The Quesnel Film Club has released its winter line-up – including a January 17 showing of Golden Globe award-winning film The Wife.
The film club, which began in 1994, has had an interesting year. The original organizers of the club decided to take a step back after the 2018 winter film season, after nearly 24 years of bringing unique films to the community.
Without its organizers, the club was set to fold this year. Some club members were concerned: what would happen if they let the club lapse, and then decided they wanted to start it up again later? It would be easier, they decided, to try to take over where the original members left off, instead of starting from scratch.
Four club members decided to take on the mantle and form the new board of directors for the club.
The group spent the fall season transitioning – figuring out films and finances, and all the logistical bits and pieces that accompany such an undertaking.
“We’re really excited to present the new program,” says Penny Hendricks, one of the new board members. Hendricks has been involved with the club since the 90s. “There were many members of the public asking why there were no showings in the fall.”
One of the major challenges to taking over the club, says Hendricks, has been finances. Printing brochures, for example, was one of the major costs the club has faced, and the new board wanted to find a new way to get the word out to its members and the public.
So they began gathering email addresses.
Once they had collected enough, they sent out a survey asking people if an emailed brochure would be acceptable instead. This helped them to minimize the cost of printing.
But there are many other fees that come along with showing a film. The club has to pay to rent the theatre – which Hendricks says has also gone up over time; they have to pay to rent a copy of the film they hope to show; and then have it couriered to them and back when they’re done.
The only way the club makes money — which goes toward hosting more showings — is through the price of admission at the theatre, or donations. “Obviously,” says Hendricks, “as a society we can only sustain a loss so many times before we’re forced to fold for financial reasons.”
To that end, the club has been forced to raise their admission price to $10 per person, or $8 for seniors older than 65.
Hendricks has been working hard to make sure the public is aware that the club has returned.

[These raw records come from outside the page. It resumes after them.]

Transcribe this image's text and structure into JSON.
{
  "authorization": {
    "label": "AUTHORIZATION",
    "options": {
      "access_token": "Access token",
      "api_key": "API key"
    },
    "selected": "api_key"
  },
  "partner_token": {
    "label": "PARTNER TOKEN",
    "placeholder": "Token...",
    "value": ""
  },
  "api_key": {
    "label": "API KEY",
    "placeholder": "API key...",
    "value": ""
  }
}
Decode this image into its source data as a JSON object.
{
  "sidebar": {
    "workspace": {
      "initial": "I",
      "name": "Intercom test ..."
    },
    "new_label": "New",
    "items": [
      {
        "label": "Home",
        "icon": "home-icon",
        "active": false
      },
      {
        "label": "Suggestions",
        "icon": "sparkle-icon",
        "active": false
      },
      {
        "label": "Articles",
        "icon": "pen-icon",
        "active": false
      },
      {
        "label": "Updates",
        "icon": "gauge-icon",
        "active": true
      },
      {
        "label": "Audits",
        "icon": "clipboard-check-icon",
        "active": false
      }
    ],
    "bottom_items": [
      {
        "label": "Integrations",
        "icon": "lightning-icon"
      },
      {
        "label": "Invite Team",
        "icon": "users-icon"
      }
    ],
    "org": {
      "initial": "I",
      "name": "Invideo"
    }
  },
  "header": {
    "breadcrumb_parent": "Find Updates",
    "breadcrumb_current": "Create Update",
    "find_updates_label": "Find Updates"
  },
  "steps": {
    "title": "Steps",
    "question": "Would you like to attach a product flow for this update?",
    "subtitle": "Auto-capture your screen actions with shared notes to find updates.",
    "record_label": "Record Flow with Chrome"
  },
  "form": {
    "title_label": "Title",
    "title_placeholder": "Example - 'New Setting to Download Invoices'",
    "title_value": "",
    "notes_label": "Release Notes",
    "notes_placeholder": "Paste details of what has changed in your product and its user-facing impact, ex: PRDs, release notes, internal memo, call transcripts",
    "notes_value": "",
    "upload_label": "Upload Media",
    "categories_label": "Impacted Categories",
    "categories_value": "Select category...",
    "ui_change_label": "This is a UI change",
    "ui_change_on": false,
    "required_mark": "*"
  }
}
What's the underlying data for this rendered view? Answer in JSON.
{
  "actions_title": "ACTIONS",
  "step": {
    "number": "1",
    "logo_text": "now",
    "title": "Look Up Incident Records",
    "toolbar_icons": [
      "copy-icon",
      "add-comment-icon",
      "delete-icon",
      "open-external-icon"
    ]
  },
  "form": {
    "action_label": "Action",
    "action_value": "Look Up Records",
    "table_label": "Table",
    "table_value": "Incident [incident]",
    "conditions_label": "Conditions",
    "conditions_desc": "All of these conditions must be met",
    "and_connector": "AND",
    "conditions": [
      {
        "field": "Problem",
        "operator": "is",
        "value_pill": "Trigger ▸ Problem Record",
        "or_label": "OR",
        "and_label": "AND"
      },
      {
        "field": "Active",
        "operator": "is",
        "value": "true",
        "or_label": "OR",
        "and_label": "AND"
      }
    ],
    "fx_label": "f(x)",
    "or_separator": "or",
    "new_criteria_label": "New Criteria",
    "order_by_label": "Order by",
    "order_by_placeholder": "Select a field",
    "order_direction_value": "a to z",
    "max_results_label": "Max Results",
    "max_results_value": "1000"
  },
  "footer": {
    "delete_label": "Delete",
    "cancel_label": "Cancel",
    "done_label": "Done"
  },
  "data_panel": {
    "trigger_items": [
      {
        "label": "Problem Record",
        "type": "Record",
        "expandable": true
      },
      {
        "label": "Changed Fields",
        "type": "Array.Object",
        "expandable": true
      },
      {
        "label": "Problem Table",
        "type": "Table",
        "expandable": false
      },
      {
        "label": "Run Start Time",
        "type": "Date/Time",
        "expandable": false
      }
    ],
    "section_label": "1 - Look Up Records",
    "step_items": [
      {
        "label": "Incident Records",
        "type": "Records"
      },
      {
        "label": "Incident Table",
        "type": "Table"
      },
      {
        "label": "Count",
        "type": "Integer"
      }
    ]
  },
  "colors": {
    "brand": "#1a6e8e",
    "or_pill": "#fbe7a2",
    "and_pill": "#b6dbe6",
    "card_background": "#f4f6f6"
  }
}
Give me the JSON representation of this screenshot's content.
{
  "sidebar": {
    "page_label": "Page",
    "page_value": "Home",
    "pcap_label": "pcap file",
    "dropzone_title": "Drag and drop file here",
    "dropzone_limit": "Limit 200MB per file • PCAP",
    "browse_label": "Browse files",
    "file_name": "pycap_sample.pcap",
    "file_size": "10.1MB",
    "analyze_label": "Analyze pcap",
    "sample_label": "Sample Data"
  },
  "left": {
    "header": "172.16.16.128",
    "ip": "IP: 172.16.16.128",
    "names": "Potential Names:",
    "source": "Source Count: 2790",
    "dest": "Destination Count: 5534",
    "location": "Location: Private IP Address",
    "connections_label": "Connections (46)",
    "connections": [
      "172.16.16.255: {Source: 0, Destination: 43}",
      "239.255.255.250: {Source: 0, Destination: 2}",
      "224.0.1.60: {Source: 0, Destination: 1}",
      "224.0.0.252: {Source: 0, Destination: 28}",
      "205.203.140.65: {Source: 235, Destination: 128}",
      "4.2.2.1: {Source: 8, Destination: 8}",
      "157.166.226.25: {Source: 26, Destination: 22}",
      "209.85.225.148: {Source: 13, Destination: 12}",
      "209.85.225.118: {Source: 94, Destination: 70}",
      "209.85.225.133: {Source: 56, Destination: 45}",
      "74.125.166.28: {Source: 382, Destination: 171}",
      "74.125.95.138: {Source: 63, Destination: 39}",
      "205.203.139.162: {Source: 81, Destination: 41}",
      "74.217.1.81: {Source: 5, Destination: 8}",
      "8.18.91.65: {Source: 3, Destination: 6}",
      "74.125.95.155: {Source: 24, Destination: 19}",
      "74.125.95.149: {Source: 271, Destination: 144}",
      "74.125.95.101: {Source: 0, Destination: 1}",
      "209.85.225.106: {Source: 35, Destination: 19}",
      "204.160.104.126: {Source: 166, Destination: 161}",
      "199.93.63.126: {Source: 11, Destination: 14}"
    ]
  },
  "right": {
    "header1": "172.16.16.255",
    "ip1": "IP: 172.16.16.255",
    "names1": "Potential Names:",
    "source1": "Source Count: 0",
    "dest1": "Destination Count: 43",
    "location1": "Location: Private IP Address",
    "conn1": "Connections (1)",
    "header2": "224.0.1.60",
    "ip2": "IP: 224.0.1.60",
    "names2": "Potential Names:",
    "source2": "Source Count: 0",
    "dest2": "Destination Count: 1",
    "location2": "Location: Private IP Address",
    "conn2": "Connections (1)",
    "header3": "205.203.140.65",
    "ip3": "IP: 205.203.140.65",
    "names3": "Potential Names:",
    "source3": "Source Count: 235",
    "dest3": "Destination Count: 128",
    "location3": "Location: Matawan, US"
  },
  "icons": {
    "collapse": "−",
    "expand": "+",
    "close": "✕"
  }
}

She runs a Facebook group for the club, which can be found by searching “Quesnel Film Club” on the social media site, and regularly posts updates and descriptions of the films the club will be showing. Hendricks says anyone who wants to join is welcome to become a member.
The films chosen by the club aren’t Hollywood blockbusters. They are typically independent, foreign films or documentaries – the kind of feature that doesn’t typically appear at the Carib or in Prince George. Often, the films they choose are also shown at festivals like the Toronto International Film Festival (TIFF).
She’s hoping for a full house when they air their first film of the season, The Wife.
With the tagline “behind every great man, there’s a greater woman,” the film follows Joan Castleman (played by Glenn Close), who travels to Stockholm with her husband, Joe (played by Jonathan Pryce), to see him receive the Nobel Prize for Literature.
Joan has been a dutiful wife to her highly successful husband for four decades. She ignores his infidelities and supports him, but on the eve of her husband’s award ceremony, Joan reaches her breaking point.
Close recently won the Golden Globe for Best Performance by an Actress in a Major Motion Picture for her portrayal of Joan, and the movie has been widely critically acclaimed.
The Wife will be shown at the Carib Theatre on Thursday, Jan. 17 at 6:30 p.m. Doors open at 6 p.m.
The rest of the lineup includes Shoplifters, on Feb. 7, Bel Canto, on Feb. 28, and Three Identical Strangers, on March 28.